However, 39 people signed a petition asking the council to cut the hours back, enforce restrictions that prohibit sectioning the building for separate operations, removal of tables and chairs in the bar to make room for dancing and concert goers and to rescind approval of a cover charge.


Ten people in the audience spoke against the extended hours and activities they said destroys the tranquility of the neighborhood.

“You cannot mitigate the impacts,” said Jeffrey Kaplan, who submitted the petition.

Mallory McCamant said the neighbors had tried to reach a solution with the restaurant representatives, but the outcome was not what anyone hoped for, in spite of everyone’s best efforts.

“There are activities that just don’t belong in a neighborhood,” she said.


Woods Cove resident John Ferrante said the neighbors have been made the bad guys

“It is amazing what free food and drinks will do,” Ferrante said. “He [restaurant owner Ivan Spiers] is going to get what he wants and screw us. You took this from the Planning Commission and shoved it down our throats.”

The council amended the hours approved by the commission on a trial basis, with periodic reviews. Nineteen people, including Spiers, supported the current hours and activities.

Spiers said his customers had no need to park in the neighborhood because his valet parking has 169 spaces at their disposal. He also has hired security guards to prevent disturbances.

Laguna Beach businessman and former Woods Cove resident Mark Christy compared Mozambique to Tortilla Flats, the previous restaurant on the site, known for its rowdy Taco Tuesdays.
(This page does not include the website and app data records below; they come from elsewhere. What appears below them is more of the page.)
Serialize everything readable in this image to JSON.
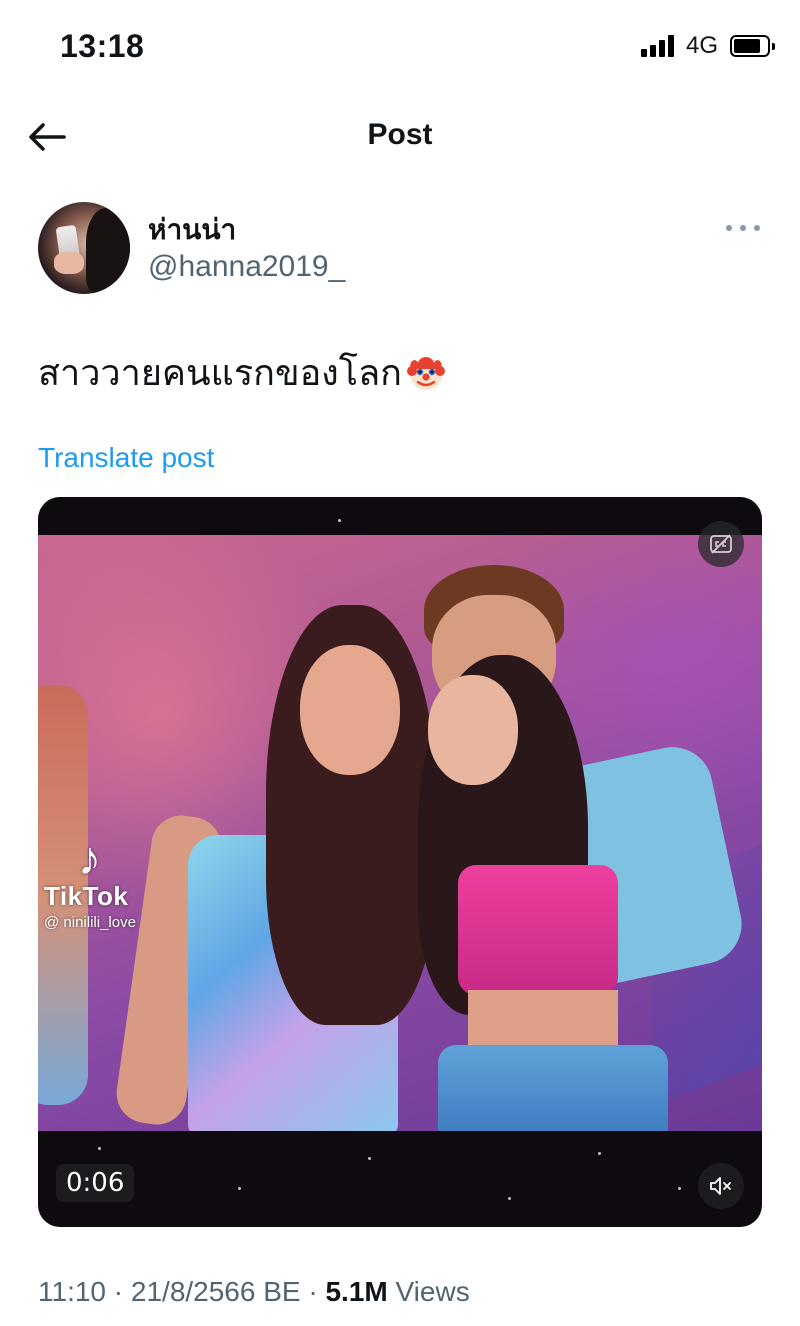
{
  "status_bar": {
    "time": "13:18",
    "network": "4G",
    "battery_level": 0.8
  },
  "header": {
    "title": "Post"
  },
  "author": {
    "display_name": "ห่านน่า",
    "handle": "@hanna2019_"
  },
  "post": {
    "text": "สาววายคนแรกของโลก",
    "emoji_icon": "clown-face-icon",
    "translate_label": "Translate post"
  },
  "video": {
    "duration": "0:06",
    "watermark_brand": "TikTok",
    "watermark_user": "@ ninilili_love",
    "captions_icon": "closed-captions-off-icon",
    "sound_icon": "speaker-muted-icon"
  },
  "meta": {
    "time": "11:10",
    "separator": " · ",
    "date": "21/8/2566 BE",
    "views_count": "5.1M",
    "views_label": " Views"
  },
  "colors": {
    "accent": "#1d9bf0",
    "secondary_text": "#536471",
    "primary_text": "#0f1419"
  }
}
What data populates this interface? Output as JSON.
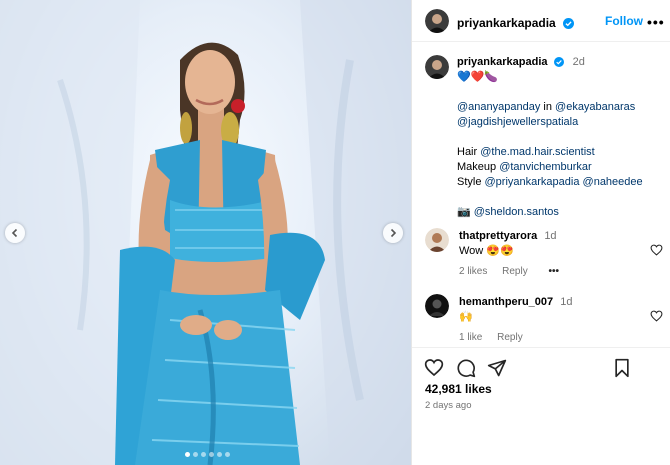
{
  "post": {
    "author": "priyankarkapadia",
    "follow_label": "Follow",
    "more_label": "•••",
    "caption": {
      "username": "priyankarkapadia",
      "time": "2d",
      "emojis": "💙❤️🍆",
      "line1_mention1": "@ananyapanday",
      "line1_mid": " in ",
      "line1_mention2": "@ekayabanaras",
      "line2_mention": "@jagdishjewellerspatiala",
      "hair_label": "Hair ",
      "hair_mention": "@the.mad.hair.scientist",
      "makeup_label": "Makeup ",
      "makeup_mention": "@tanvichemburkar",
      "style_label": "Style ",
      "style_mention1": "@priyankarkapadia",
      "style_mention2": "@naheedee",
      "photo_emoji": "📷 ",
      "photo_mention": "@sheldon.santos"
    },
    "comments": [
      {
        "username": "thatprettyarora",
        "time": "1d",
        "text": "Wow 😍😍",
        "likes": "2 likes",
        "reply": "Reply",
        "more": "•••"
      },
      {
        "username": "hemanthperu_007",
        "time": "1d",
        "text": "🙌",
        "likes": "1 like",
        "reply": "Reply"
      }
    ],
    "likes_count": "42,981 likes",
    "posted_ago": "2 days ago"
  },
  "carousel": {
    "slide_count": 6,
    "active_index": 0
  },
  "icons": {
    "prev": "chevron-left-icon",
    "next": "chevron-right-icon",
    "verified": "verified-badge-icon",
    "like": "heart-icon",
    "comment": "comment-icon",
    "share": "send-icon",
    "save": "bookmark-icon"
  },
  "colors": {
    "accent": "#0095f6",
    "link": "#00376b",
    "verified": "#0095f6",
    "muted": "#737373"
  }
}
“My friends and my ex-wife will tell me there is a night and day difference between Tortilla Flats and Mozambique,” Christy said. “Mozambique may be imperfect, but it is a class act.”

Resident Christian Macke said he was surprised to see more people at the hearing than at the neighborhood meetings Mozambique held to resolve issues and he derided the claim that the restaurant is a nightclub.

“I’m young and if I want to go a nightclub, it’s not Mozambique,” Macke said. “The music is great, I wouldn’t consider it a nightclub.”

However Councilwomen Verna Rollinger and Jane Egly said the operation, regardless of what it is called or how highly regarded the menu or the owner, is a nightclub, and the location simply is wrong.

They both voted against the formation of the committee.

“I had been there many times, but I just discovered two different businesses,” Egly said. “I went in a door I had never noticed before and was asked for 10 bucks.”

Inside she said she found a room full of at least 100 people, drinking and dancing. There were no chairs. An adjacent room had tables.

“My question is where do the people go when they are done drinking and dancing,” Egly said. “We could put a gazillion conditions on [the operation], but you can’t control it.”

Rollinger said her recent experience at Mozambique was similar to Egly’s and opined the operation had to change.

Mayor Elizabeth Pearson appointed Iseman and Boyd to the subcommittee committee to work with the neighbors and Spiers to eliminate rowdiness on the streets surrounding the restaurant. The neighbors were not asked if resident-only parking zones, which would affect employees of all nearby businesses, would satisfy them.

The committee will report back to the council at the first meeting in December.